List all lines of the data that include the string "JSON".

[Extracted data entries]

>>>>>

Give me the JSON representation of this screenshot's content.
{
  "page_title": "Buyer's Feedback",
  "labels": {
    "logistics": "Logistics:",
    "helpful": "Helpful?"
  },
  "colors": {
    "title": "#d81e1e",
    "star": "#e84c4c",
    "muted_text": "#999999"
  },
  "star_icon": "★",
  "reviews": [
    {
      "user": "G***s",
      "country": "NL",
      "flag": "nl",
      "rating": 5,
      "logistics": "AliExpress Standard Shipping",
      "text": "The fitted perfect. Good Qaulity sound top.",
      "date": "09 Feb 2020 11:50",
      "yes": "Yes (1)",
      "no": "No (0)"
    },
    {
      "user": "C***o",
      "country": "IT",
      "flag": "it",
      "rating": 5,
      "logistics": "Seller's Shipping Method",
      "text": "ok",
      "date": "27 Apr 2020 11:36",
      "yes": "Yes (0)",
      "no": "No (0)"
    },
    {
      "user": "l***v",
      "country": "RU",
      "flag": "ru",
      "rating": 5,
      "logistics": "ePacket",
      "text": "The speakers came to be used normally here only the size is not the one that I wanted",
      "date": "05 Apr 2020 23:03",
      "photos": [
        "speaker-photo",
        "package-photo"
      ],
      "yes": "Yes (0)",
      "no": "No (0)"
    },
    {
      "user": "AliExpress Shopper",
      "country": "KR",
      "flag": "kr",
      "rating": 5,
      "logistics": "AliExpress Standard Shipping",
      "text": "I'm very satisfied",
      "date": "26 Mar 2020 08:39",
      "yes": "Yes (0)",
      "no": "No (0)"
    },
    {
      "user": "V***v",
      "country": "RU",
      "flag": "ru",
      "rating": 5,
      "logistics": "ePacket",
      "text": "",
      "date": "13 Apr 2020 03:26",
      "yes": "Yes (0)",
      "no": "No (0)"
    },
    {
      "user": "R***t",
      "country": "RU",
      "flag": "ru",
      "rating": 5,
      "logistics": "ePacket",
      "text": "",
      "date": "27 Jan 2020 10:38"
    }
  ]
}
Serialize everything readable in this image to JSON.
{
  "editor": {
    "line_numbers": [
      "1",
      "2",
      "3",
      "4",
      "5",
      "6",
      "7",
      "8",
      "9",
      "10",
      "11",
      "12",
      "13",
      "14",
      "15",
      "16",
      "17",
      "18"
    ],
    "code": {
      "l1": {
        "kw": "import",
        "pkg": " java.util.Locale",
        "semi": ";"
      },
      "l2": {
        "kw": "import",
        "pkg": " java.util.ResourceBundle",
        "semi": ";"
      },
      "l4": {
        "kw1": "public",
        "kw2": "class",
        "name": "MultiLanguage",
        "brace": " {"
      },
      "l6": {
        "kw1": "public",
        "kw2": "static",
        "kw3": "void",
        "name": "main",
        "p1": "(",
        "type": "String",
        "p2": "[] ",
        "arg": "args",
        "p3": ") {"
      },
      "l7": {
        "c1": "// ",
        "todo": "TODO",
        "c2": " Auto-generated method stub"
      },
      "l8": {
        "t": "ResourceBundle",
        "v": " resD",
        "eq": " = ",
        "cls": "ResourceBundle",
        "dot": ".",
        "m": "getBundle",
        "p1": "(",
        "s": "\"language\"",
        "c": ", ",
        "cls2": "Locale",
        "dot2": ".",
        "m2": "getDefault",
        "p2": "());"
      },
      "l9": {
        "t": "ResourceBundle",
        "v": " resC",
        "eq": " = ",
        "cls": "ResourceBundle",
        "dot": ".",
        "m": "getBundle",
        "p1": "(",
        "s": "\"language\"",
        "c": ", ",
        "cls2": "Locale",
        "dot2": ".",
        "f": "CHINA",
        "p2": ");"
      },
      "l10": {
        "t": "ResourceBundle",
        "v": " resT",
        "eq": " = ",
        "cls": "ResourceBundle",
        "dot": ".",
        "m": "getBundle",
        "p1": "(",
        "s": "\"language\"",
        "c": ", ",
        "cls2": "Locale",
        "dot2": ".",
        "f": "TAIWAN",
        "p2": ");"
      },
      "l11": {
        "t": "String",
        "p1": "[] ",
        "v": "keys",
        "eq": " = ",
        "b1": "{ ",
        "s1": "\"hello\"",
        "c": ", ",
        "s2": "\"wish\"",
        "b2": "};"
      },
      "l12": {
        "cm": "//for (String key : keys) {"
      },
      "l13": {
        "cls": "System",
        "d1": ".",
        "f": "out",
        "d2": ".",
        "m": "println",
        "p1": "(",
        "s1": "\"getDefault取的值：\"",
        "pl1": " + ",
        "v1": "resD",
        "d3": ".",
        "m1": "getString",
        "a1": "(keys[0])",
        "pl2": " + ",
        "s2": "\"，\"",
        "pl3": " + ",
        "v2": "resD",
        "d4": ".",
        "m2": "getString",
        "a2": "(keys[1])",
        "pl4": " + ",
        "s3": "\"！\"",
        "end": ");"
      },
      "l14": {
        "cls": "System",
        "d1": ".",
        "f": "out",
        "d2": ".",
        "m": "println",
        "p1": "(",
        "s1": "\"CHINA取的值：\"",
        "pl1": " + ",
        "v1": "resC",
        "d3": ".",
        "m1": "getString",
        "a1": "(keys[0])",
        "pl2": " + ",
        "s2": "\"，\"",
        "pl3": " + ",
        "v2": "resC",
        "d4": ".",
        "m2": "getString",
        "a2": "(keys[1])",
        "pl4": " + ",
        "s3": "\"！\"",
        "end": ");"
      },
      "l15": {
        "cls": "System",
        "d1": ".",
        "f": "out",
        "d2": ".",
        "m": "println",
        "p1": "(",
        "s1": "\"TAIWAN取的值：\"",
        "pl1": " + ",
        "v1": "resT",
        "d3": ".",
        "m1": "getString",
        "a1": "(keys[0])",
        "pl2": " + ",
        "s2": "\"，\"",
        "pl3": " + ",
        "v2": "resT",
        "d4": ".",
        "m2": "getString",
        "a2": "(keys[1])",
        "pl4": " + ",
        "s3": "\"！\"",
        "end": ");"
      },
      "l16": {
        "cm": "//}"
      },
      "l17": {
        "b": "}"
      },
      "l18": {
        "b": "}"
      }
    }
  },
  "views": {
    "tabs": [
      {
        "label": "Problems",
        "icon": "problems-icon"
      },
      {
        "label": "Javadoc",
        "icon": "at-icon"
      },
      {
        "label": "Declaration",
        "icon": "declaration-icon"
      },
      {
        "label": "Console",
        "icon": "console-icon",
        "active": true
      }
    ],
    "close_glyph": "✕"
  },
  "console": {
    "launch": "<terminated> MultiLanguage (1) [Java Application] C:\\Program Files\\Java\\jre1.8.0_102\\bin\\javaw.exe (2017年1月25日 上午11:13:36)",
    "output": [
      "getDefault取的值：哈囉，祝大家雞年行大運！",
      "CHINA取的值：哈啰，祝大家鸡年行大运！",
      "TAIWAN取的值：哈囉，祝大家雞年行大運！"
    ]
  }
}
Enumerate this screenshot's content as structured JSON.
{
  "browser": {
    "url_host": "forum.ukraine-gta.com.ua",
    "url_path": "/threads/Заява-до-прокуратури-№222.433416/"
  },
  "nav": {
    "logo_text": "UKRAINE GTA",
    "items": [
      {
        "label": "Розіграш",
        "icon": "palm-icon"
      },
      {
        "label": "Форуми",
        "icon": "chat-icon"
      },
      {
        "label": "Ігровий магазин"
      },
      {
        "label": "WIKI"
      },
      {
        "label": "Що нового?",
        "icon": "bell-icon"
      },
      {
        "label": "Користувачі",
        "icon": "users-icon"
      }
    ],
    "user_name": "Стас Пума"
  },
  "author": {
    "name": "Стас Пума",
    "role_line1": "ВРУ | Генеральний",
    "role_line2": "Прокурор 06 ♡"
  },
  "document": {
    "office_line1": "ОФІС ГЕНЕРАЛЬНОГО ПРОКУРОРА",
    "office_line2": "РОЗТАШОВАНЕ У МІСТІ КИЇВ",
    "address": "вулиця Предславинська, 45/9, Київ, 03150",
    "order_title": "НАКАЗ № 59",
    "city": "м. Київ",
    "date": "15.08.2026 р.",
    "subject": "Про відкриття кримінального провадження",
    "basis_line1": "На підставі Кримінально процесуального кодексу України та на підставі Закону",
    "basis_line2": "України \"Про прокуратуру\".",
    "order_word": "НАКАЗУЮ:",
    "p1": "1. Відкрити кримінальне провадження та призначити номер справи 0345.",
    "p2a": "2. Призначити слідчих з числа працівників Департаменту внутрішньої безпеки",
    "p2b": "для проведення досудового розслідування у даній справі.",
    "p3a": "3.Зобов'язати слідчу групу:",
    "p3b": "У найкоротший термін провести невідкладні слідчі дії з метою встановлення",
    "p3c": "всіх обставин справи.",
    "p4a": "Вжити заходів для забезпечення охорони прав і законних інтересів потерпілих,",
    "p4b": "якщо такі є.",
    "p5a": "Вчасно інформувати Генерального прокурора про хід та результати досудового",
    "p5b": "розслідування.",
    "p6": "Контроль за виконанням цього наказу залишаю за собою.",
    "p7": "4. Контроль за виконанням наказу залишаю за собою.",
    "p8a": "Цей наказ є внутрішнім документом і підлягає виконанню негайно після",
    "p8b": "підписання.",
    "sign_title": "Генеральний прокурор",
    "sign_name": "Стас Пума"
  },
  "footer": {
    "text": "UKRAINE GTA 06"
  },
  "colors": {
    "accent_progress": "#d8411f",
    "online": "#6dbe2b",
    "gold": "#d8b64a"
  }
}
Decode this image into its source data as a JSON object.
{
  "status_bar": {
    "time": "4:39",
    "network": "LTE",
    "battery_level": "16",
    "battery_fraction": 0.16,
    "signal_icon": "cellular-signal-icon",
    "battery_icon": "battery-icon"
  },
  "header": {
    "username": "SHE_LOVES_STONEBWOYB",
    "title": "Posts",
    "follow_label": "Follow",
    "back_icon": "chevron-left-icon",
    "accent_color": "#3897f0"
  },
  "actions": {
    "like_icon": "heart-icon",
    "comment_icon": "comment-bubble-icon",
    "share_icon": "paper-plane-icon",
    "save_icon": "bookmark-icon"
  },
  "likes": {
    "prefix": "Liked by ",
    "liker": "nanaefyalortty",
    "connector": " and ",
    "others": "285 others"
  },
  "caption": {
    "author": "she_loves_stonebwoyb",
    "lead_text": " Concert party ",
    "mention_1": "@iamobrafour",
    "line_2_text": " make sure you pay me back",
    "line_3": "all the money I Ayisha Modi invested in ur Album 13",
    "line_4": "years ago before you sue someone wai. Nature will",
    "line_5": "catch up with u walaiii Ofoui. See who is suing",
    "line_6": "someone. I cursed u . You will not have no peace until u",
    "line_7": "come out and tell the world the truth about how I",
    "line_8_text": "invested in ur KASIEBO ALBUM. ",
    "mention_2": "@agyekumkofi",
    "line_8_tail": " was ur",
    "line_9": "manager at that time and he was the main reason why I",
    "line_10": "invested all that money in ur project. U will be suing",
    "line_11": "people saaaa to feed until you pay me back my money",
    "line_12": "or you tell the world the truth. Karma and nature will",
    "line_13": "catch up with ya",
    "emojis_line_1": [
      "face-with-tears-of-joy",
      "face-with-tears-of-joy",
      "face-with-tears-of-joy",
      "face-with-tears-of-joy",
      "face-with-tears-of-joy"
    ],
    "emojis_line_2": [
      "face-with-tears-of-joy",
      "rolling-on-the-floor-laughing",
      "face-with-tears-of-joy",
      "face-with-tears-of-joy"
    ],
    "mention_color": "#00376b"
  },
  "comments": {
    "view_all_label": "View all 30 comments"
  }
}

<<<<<

■ Task response
Give me the JSON representation of this screenshot's content.
Serialize everything readable in this image to JSON.
Enumerate this screenshot's content as structured JSON.
Decode this image into its source data as a JSON object.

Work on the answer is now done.